British director Robert Innes Hopkins’s handsome new production effectively presents the different worlds of “Tosca’s” three acts. The brightly colored church of Act I, itself host to the dazzling costumes of the religious procession, masks that church’s role in suppressing societal dissent.
The elegance of Scarpia’s Farnese Palace apartments hides a torture chamber behind the opaque windows of an adjoining room.
The massive Act III sets are the open air courts above jail cells. In this space, the regime’s executions by hanging and firing squads take place. In a feature that reminds us of Jean-Pierre Ponnelle’s 1972 San Francisco Opera “Tosca” production, it is the backside of Vershaffelt’s statue of Archangel Michael that we see. (Lucey informs us that this allows the front side to be visible to the populace to terrify any would-be critics of the regime.)
[Below: Cavaradossi (Brian Jagde, below) awaits execution on the Castel Sant’Angelo landing below Vershaffelt’s statue of the Archangel Michael; edited image, based on a Cory Weaver photograph, courtesy of the San Francisco Opera.]
Although I personally was fond of the Jean-Pierre Ponnelle production that was eventually sold to the San Diego Opera, and have had the opportunity to see performances of all of the productions that have been presented at the War Memorial Opera House (Agnini, Ponnelle, Pizzi, Bosquet’s reimaging of Agnini, Hopkins), I’m satisfied that Hopkins is an effective production that will be a mainstay of future “Tosca” performances at this company.
Maestro Leo Hussein and the San Francisco Opera Orchestra and Chorus

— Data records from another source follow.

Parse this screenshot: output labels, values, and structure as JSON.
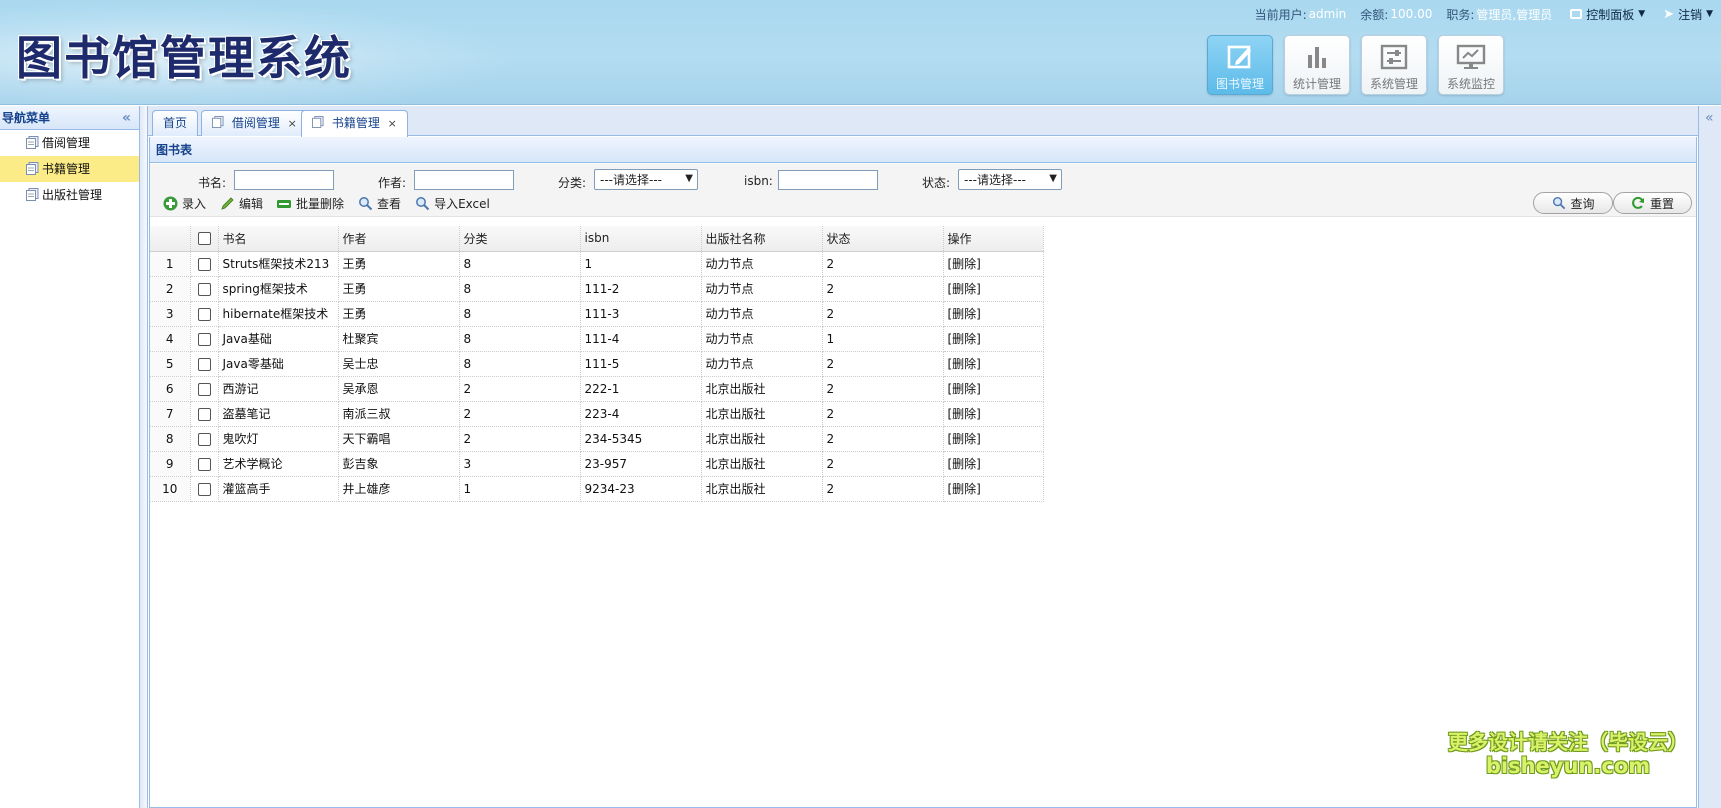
{
  "header": {
    "app_title": "图书馆管理系统",
    "current_user_label": "当前用户:",
    "current_user_value": "admin",
    "balance_label": "余额:",
    "balance_value": "100.00",
    "role_label": "职务:",
    "role_value": "管理员,管理员",
    "control_panel_label": "控制面板",
    "logout_label": "注销",
    "modules": [
      {
        "label": "图书管理",
        "icon": "edit-icon",
        "active": true
      },
      {
        "label": "统计管理",
        "icon": "bar-chart-icon",
        "active": false
      },
      {
        "label": "系统管理",
        "icon": "sliders-icon",
        "active": false
      },
      {
        "label": "系统监控",
        "icon": "monitor-icon",
        "active": false
      }
    ]
  },
  "nav": {
    "title": "导航菜单",
    "items": [
      {
        "label": "借阅管理",
        "active": false
      },
      {
        "label": "书籍管理",
        "active": true
      },
      {
        "label": "出版社管理",
        "active": false
      }
    ]
  },
  "tabs": [
    {
      "label": "首页",
      "closable": false,
      "active": false
    },
    {
      "label": "借阅管理",
      "closable": true,
      "active": false
    },
    {
      "label": "书籍管理",
      "closable": true,
      "active": true
    }
  ],
  "panel": {
    "title": "图书表",
    "search": {
      "book_name_label": "书名:",
      "book_name_value": "",
      "author_label": "作者:",
      "author_value": "",
      "category_label": "分类:",
      "category_selected": "---请选择---",
      "isbn_label": "isbn:",
      "isbn_value": "",
      "status_label": "状态:",
      "status_selected": "---请选择---"
    },
    "toolbar": {
      "add": "录入",
      "edit": "编辑",
      "batch_delete": "批量删除",
      "view": "查看",
      "import_excel": "导入Excel",
      "query": "查询",
      "reset": "重置"
    },
    "grid": {
      "columns": [
        "书名",
        "作者",
        "分类",
        "isbn",
        "出版社名称",
        "状态",
        "操作"
      ],
      "rows": [
        {
          "no": "1",
          "name": "Struts框架技术213",
          "author": "王勇",
          "category": "8",
          "isbn": "1",
          "publisher": "动力节点",
          "status": "2",
          "action": "[删除]"
        },
        {
          "no": "2",
          "name": "spring框架技术",
          "author": "王勇",
          "category": "8",
          "isbn": "111-2",
          "publisher": "动力节点",
          "status": "2",
          "action": "[删除]"
        },
        {
          "no": "3",
          "name": "hibernate框架技术",
          "author": "王勇",
          "category": "8",
          "isbn": "111-3",
          "publisher": "动力节点",
          "status": "2",
          "action": "[删除]"
        },
        {
          "no": "4",
          "name": "Java基础",
          "author": "杜聚宾",
          "category": "8",
          "isbn": "111-4",
          "publisher": "动力节点",
          "status": "1",
          "action": "[删除]"
        },
        {
          "no": "5",
          "name": "Java零基础",
          "author": "吴士忠",
          "category": "8",
          "isbn": "111-5",
          "publisher": "动力节点",
          "status": "2",
          "action": "[删除]"
        },
        {
          "no": "6",
          "name": "西游记",
          "author": "吴承恩",
          "category": "2",
          "isbn": "222-1",
          "publisher": "北京出版社",
          "status": "2",
          "action": "[删除]"
        },
        {
          "no": "7",
          "name": "盗墓笔记",
          "author": "南派三叔",
          "category": "2",
          "isbn": "223-4",
          "publisher": "北京出版社",
          "status": "2",
          "action": "[删除]"
        },
        {
          "no": "8",
          "name": "鬼吹灯",
          "author": "天下霸唱",
          "category": "2",
          "isbn": "234-5345",
          "publisher": "北京出版社",
          "status": "2",
          "action": "[删除]"
        },
        {
          "no": "9",
          "name": "艺术学概论",
          "author": "彭吉象",
          "category": "3",
          "isbn": "23-957",
          "publisher": "北京出版社",
          "status": "2",
          "action": "[删除]"
        },
        {
          "no": "10",
          "name": "灌篮高手",
          "author": "井上雄彦",
          "category": "1",
          "isbn": "9234-23",
          "publisher": "北京出版社",
          "status": "2",
          "action": "[删除]"
        }
      ]
    }
  },
  "watermark": {
    "line1": "更多设计请关注（毕设云）",
    "line2": "bisheyun.com"
  },
  "colors": {
    "header_bg": "#a9d8ef",
    "title_color": "#1d2a6b",
    "active_nav": "#fbec88",
    "panel_border": "#99bbe8",
    "module_active": "#5cbbe8"
  }
}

The San Francisco Opera Orchestra is unparalleled in performing Puccini’s works. I have in the past referred to the War Memorial Opera House as the “House of Puccini”, because of its open orchestral pit and resonant acoustics that provide a friendly home for that composer’s melodiously melodramatic music. The Orchestra performed Puccini’s intensely melodic music brilliantly. English conductor Maestro Leo Hussain in his San Francisco Opera debut, presided over the performance.
The San Francisco Opera Chorus, under the leadership of Scottish Chorus Director Ian Robertson, performed with distinction, especially in the immense choral passages of the first act’s Mass.
I enthusiastically recommend the new production and the cast of “Tosca” both for the veteran opera-goer and the person new to opera.